- FHEQ Level
- Department of Linguistics
This module is an introduction to World Englishes, and covers the global spread of English. It aims to consider English around the world as an international, intra-national, native, second and foreign language. This module will start with a historical overview of the global expansion of the English language.
Objectives and learning outcomes of the module
Upon successful completion of this course, a student should:
- Have acquired a sound knowledge and understanding of key concepts and categories regarding Global Englishes
- Have a good understanding of the theoretical models designed to describe and discuss World Englishes
- Be able to critically reflect on the historical, social, and educational implications of the global spread of English
- Have a sound understanding of the themes, issues and debates regarding English and its global evolution into World Englishes
- Have acquired a sound understanding of the structural and sociolinguistic characteristics of Global Englishes
The following transferable skills will be acquired:
- Ability to work independently
- Management of one’s own learning
- Independent, analytical and critical thinking
- Capacity to plan and prioritise work to meet deadlines
- Production of clear, coherent and well organised pieces of academic writing
Total 22 weeks of teaching with a 2 hour lecture per week and a 1 hour tutorial.
Scope and syllabus
The module will cover the following areas:
- A historical overview of the global expansion of English
- English and the British Empire
- Descriptive and theoretical models of World Englishes
- Case studies of World Englishes
- Pidgins and creoles: an introduction
- Current debates and issues in World Englishes
- Globalisation and the spread of English
Following the expansion of the British Empire through various parts of the globe, English has developed into a global language (a world language) and has given rise to a diverse range of regional Englishes across the globe. Its spread around the world has seen the language undergo various changes: structural as well as functional. There have been both processes of globalisation and indigenisation. The module will trace these changes. It will also present a number of case studies of different types of Englishes that demonstrate these processes. This will include an introductory coverage of pidgins and creoles linked to English. As part of the case studies, the module will introduce students to the core levels of linguistic analysis such as phonology, morphology, lexicology, syntax, semantics and pragmatics. Finally the course will explore some of the current debates and issues in World Englishes. The final sessions will present current developments regarding English in the context of foreign language learning and the impact of globalisation on the spread of English.
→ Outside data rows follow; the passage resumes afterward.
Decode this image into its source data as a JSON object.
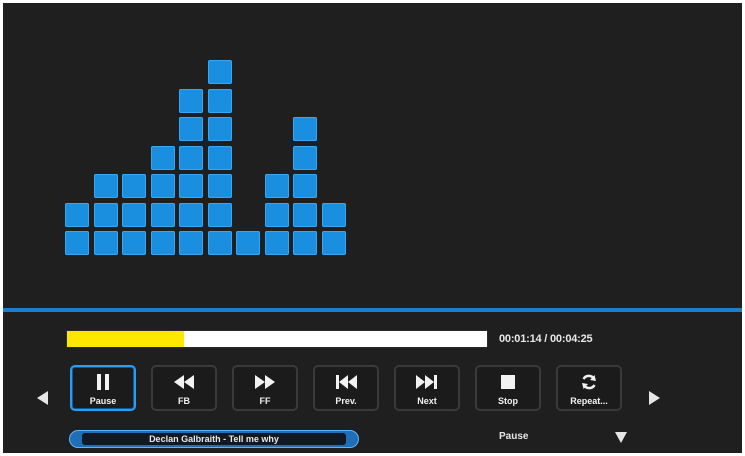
{
  "player": {
    "elapsed_time": "00:01:14",
    "total_time": "00:04:25",
    "time_separator": " / ",
    "progress_percent": 27.9,
    "status": "Pause",
    "track_title": "Declan Galbraith - Tell me why"
  },
  "visualizer": {
    "bar_levels": [
      2,
      3,
      3,
      4,
      6,
      7,
      1,
      3,
      5,
      2
    ],
    "max_level": 7,
    "color": "#1a8fe0"
  },
  "controls": [
    {
      "name": "pause",
      "label": "Pause",
      "icon": "pause-icon",
      "active": true
    },
    {
      "name": "fast-rewind",
      "label": "FB",
      "icon": "fast-rewind-icon",
      "active": false
    },
    {
      "name": "fast-forward",
      "label": "FF",
      "icon": "fast-forward-icon",
      "active": false
    },
    {
      "name": "previous",
      "label": "Prev.",
      "icon": "skip-previous-icon",
      "active": false
    },
    {
      "name": "next",
      "label": "Next",
      "icon": "skip-next-icon",
      "active": false
    },
    {
      "name": "stop",
      "label": "Stop",
      "icon": "stop-icon",
      "active": false
    },
    {
      "name": "repeat",
      "label": "Repeat...",
      "icon": "repeat-icon",
      "active": false
    }
  ],
  "colors": {
    "accent": "#1a8fe0",
    "progress_fill": "#ffe800",
    "background": "#1f1f1f"
  }
}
Method of assessment
One three-hour written examination (60%) taken in May/June; an essay of 2,500 words to be submitted on day 1, term 2 (20%); an essay of 2,500 words to be submitted on day 1, term 3 (20%).
- Crystal, D. (2012) English as a Global Language. 2nd edition (Canto Classics). Cambridge: CUP.
- Jenkins, J. (2009) World Englishes: A Resource book for Students. 2nd edition. London: Routledge.
- Wardhaugh, R. (2010) An Introduction to Sociolinguistics. 6th edition. Oxford: Wiley-Blackwell.
- Fromkin, V. A, Rodman, R, & Hyams, N. (2010) An Introduction to Language. 9th edition. Belmont, CA: Wadsworth. (Note: Any earlier edition should be fine)
- Kirkpatrick, A. (2007) World Englishes: implications for international communication and English Language Teaching. Cambridge: CUP.